Magda Kacmajor (IBM Ireland Innovation Exchange)


Since the dawn of DevOps, the volume and frequency of required testing have increased significantly, making test automation indispensable for any large software project. However, test automation is a complex task, highly resource-consuming both in terms of time and the required skills.

ElasTest provides features that support managing and running automated tests, paving a convenient path for Continuous Testing. But automated test scripts to be executed do not come out of blue – time and effort need to be spent to build them out.

How to make test automation more efficient at the test case creation stage?

Any large software repository captures hundreds or thousands hours of work contributed by experienced and talented developers and testers. ElasTest Recommendation Engine (ERE), brought into ElasTest project by IBM Ireland Innovation Exchange team, employs deep learning to unlock this knowledge and use it to the advantage of other testers.

Key skills required from any test automation developer can be roughly divided into two sets: the competence to write code, and the competence to design test cases. These two sets of skills are rather loosely related – that is, one can be brilliant at one aspect of the job but not so good at the other, depending on their previous work experience and individual preferences.

Let’s start with a closer look at the first aspect. Coding test cases, as any programming job, is the act of human telling the computer what to do, and a programming language is the bridge between human thinking and machine thinking. A developer does not need to worry about translating source code into machine language, since this is done by automated utilities. However, the translation from human language to source code remains the responsibility of the programmer.

Here is where ERE comes to aid: user can briefly describe the task for the machine using natural language, and cede the job of writing the source code to the engine. Rather than being guided by code structure or data flows, the engine learns directly from existing examples of tests created by experienced practitioners, and generates new code based on that knowledge.

Furthermore, ERE uses abstract, deep representations of test cases already existing in the repository to find the examples that are most relevant to the generated code, and presents them for perusal of test developer. These existing examples can be either reused, or serve as an inspiration for designing further test cases.

Is that all?

No, it is just the beginning! Current work on ERE focuses on enabling direct recommendations on designing new test cases. Seeing inspiring examples is nice, but a busy tester will surely appreciate a more straightforward advice – ideally, a full list of new test cases recommended for a given project. The way to achieve this is to reuse knowledge not only from a single software repository but also take advantage of the wisdom of big data stored in numerous open source repositories available online.

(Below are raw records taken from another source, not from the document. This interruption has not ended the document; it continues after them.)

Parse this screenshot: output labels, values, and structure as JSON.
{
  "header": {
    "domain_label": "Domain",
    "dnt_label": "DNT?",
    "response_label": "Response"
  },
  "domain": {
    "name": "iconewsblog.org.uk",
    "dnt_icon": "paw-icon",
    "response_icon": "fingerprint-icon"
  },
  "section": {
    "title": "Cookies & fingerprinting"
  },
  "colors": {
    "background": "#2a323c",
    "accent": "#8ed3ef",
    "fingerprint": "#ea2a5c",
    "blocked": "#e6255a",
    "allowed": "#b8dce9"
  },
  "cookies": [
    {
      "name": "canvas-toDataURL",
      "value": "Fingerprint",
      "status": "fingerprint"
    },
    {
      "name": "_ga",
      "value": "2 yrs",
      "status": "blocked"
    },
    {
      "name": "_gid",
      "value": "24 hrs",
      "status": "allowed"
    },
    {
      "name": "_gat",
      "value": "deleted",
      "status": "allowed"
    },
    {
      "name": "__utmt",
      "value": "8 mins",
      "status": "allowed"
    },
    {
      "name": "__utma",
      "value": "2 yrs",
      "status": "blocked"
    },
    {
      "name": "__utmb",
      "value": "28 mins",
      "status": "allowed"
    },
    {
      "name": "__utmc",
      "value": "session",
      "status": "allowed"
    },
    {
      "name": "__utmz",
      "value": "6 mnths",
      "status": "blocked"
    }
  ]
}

If there are any other forms of recommendations that you’d love to see as a tester, do not hesitate to let us know!